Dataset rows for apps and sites
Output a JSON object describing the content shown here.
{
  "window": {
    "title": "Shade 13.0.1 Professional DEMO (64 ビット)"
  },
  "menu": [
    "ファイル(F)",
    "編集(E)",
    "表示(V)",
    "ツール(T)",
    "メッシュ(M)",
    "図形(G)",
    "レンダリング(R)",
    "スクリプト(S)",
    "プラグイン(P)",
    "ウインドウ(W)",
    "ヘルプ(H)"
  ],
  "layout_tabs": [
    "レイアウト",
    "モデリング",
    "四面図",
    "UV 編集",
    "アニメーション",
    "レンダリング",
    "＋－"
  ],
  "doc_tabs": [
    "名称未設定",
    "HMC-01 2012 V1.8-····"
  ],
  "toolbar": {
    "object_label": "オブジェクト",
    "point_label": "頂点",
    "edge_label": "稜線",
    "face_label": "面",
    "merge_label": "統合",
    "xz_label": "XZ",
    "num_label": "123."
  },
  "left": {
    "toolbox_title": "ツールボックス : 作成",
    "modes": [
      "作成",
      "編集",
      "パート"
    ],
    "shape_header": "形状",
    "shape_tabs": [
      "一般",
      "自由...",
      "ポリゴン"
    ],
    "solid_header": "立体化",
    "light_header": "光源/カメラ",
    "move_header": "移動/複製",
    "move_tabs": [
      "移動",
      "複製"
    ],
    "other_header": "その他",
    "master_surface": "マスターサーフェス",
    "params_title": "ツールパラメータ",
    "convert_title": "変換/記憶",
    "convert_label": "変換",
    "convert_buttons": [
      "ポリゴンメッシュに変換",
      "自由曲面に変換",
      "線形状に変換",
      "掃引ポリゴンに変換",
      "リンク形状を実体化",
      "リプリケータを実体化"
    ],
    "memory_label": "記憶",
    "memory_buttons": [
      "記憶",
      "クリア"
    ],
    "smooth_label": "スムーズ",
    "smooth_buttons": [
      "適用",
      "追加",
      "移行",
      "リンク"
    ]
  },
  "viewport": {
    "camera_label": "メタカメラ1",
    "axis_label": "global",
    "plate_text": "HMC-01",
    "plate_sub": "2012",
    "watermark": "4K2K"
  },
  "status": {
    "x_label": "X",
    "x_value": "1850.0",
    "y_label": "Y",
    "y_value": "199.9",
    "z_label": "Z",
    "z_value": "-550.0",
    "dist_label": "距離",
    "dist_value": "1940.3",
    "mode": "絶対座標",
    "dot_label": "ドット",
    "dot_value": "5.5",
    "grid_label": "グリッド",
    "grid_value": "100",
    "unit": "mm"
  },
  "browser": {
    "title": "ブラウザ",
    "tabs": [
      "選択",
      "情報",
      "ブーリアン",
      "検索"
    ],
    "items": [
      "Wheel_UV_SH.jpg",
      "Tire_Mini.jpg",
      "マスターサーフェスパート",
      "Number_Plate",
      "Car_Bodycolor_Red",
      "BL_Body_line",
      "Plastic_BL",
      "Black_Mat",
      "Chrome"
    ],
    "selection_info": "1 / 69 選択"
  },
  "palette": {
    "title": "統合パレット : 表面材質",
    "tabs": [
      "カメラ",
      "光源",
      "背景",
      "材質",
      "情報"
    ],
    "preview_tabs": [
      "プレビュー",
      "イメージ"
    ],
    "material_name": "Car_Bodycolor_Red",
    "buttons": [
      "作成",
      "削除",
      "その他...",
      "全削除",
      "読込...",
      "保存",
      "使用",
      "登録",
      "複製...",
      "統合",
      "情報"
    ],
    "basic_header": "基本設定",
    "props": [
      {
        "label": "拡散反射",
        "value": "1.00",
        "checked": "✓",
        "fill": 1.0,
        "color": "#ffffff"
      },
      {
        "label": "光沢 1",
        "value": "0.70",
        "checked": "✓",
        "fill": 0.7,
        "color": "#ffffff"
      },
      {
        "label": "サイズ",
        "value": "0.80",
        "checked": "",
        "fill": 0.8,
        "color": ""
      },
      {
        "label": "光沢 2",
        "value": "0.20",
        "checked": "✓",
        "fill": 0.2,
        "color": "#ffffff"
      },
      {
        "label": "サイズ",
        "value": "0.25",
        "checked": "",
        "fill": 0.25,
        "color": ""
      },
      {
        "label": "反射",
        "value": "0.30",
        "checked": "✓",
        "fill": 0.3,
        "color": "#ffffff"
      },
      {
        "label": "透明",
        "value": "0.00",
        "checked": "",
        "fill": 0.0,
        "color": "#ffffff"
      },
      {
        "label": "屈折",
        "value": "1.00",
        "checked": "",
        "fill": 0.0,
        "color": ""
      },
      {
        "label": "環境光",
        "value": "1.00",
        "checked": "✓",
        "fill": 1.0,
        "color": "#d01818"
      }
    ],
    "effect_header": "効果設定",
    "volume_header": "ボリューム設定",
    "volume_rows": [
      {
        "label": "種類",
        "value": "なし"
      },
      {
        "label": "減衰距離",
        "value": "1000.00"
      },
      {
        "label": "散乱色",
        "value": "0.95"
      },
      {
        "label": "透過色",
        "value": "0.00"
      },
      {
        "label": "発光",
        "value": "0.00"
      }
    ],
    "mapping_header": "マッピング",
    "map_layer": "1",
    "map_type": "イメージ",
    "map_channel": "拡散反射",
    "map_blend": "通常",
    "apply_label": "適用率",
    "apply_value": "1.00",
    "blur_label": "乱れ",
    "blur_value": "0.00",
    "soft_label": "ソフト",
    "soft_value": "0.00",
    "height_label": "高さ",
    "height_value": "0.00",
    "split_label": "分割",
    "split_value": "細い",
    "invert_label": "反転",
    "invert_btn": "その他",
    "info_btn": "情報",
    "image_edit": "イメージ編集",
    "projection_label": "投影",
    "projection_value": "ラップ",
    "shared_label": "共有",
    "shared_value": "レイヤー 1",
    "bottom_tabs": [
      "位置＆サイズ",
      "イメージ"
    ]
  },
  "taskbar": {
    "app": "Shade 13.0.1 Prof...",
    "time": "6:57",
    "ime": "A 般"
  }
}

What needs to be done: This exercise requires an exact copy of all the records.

Solution to the problem:
Output a JSON object describing the content shown here.
{
  "window": {
    "title": "Shade 13.0.1 Professional DEMO (64 ビット)"
  },
  "menu": [
    "ファイル(F)",
    "編集(E)",
    "表示(V)",
    "ツール(T)",
    "メッシュ(M)",
    "図形(G)",
    "レンダリング(R)",
    "スクリプト(S)",
    "プラグイン(P)",
    "ウインドウ(W)",
    "ヘルプ(H)"
  ],
  "layout_tabs": [
    "レイアウト",
    "モデリング",
    "四面図",
    "UV 編集",
    "アニメーション",
    "レンダリング",
    "＋－"
  ],
  "doc_tabs": [
    "名称未設定",
    "HMC-01 2012 V1.8-····"
  ],
  "toolbar": {
    "object_label": "オブジェクト",
    "point_label": "頂点",
    "edge_label": "稜線",
    "face_label": "面",
    "merge_label": "統合",
    "xz_label": "XZ",
    "num_label": "123."
  },
  "left": {
    "toolbox_title": "ツールボックス : 作成",
    "modes": [
      "作成",
      "編集",
      "パート"
    ],
    "shape_header": "形状",
    "shape_tabs": [
      "一般",
      "自由...",
      "ポリゴン"
    ],
    "solid_header": "立体化",
    "light_header": "光源/カメラ",
    "move_header": "移動/複製",
    "move_tabs": [
      "移動",
      "複製"
    ],
    "other_header": "その他",
    "master_surface": "マスターサーフェス",
    "params_title": "ツールパラメータ",
    "convert_title": "変換/記憶",
    "convert_label": "変換",
    "convert_buttons": [
      "ポリゴンメッシュに変換",
      "自由曲面に変換",
      "線形状に変換",
      "掃引ポリゴンに変換",
      "リンク形状を実体化",
      "リプリケータを実体化"
    ],
    "memory_label": "記憶",
    "memory_buttons": [
      "記憶",
      "クリア"
    ],
    "smooth_label": "スムーズ",
    "smooth_buttons": [
      "適用",
      "追加",
      "移行",
      "リンク"
    ]
  },
  "viewport": {
    "camera_label": "メタカメラ1",
    "axis_label": "global",
    "plate_text": "HMC-01",
    "plate_sub": "2012",
    "watermark": "4K2K"
  },
  "status": {
    "x_label": "X",
    "x_value": "1850.0",
    "y_label": "Y",
    "y_value": "199.9",
    "z_label": "Z",
    "z_value": "-550.0",
    "dist_label": "距離",
    "dist_value": "1940.3",
    "mode": "絶対座標",
    "dot_label": "ドット",
    "dot_value": "5.5",
    "grid_label": "グリッド",
    "grid_value": "100",
    "unit": "mm"
  },
  "browser": {
    "title": "ブラウザ",
    "tabs": [
      "選択",
      "情報",
      "ブーリアン",
      "検索"
    ],
    "items": [
      "Wheel_UV_SH.jpg",
      "Tire_Mini.jpg",
      "マスターサーフェスパート",
      "Number_Plate",
      "Car_Bodycolor_Red",
      "BL_Body_line",
      "Plastic_BL",
      "Black_Mat",
      "Chrome"
    ],
    "selection_info": "1 / 69 選択"
  },
  "palette": {
    "title": "統合パレット : 表面材質",
    "tabs": [
      "カメラ",
      "光源",
      "背景",
      "材質",
      "情報"
    ],
    "preview_tabs": [
      "プレビュー",
      "イメージ"
    ],
    "material_name": "Car_Bodycolor_Red",
    "buttons": [
      "作成",
      "削除",
      "その他...",
      "全削除",
      "読込...",
      "保存",
      "使用",
      "登録",
      "複製...",
      "統合",
      "情報"
    ],
    "basic_header": "基本設定",
    "props": [
      {
        "label": "拡散反射",
        "value": "1.00",
        "checked": "✓",
        "fill": 1.0,
        "color": "#ffffff"
      },
      {
        "label": "光沢 1",
        "value": "0.70",
        "checked": "✓",
        "fill": 0.7,
        "color": "#ffffff"
      },
      {
        "label": "サイズ",
        "value": "0.80",
        "checked": "",
        "fill": 0.8,
        "color": ""
      },
      {
        "label": "光沢 2",
        "value": "0.20",
        "checked": "✓",
        "fill": 0.2,
        "color": "#ffffff"
      },
      {
        "label": "サイズ",
        "value": "0.25",
        "checked": "",
        "fill": 0.25,
        "color": ""
      },
      {
        "label": "反射",
        "value": "0.30",
        "checked": "✓",
        "fill": 0.3,
        "color": "#ffffff"
      },
      {
        "label": "透明",
        "value": "0.00",
        "checked": "",
        "fill": 0.0,
        "color": "#ffffff"
      },
      {
        "label": "屈折",
        "value": "1.00",
        "checked": "",
        "fill": 0.0,
        "color": ""
      },
      {
        "label": "環境光",
        "value": "1.00",
        "checked": "✓",
        "fill": 1.0,
        "color": "#d01818"
      }
    ],
    "effect_header": "効果設定",
    "volume_header": "ボリューム設定",
    "volume_rows": [
      {
        "label": "種類",
        "value": "なし"
      },
      {
        "label": "減衰距離",
        "value": "1000.00"
      },
      {
        "label": "散乱色",
        "value": "0.95"
      },
      {
        "label": "透過色",
        "value": "0.00"
      },
      {
        "label": "発光",
        "value": "0.00"
      }
    ],
    "mapping_header": "マッピング",
    "map_layer": "1",
    "map_type": "イメージ",
    "map_channel": "拡散反射",
    "map_blend": "通常",
    "apply_label": "適用率",
    "apply_value": "1.00",
    "blur_label": "乱れ",
    "blur_value": "0.00",
    "soft_label": "ソフト",
    "soft_value": "0.00",
    "height_label": "高さ",
    "height_value": "0.00",
    "split_label": "分割",
    "split_value": "細い",
    "invert_label": "反転",
    "invert_btn": "その他",
    "info_btn": "情報",
    "image_edit": "イメージ編集",
    "projection_label": "投影",
    "projection_value": "ラップ",
    "shared_label": "共有",
    "shared_value": "レイヤー 1",
    "bottom_tabs": [
      "位置＆サイズ",
      "イメージ"
    ]
  },
  "taskbar": {
    "app": "Shade 13.0.1 Prof...",
    "time": "6:57",
    "ime": "A 般"
  }
}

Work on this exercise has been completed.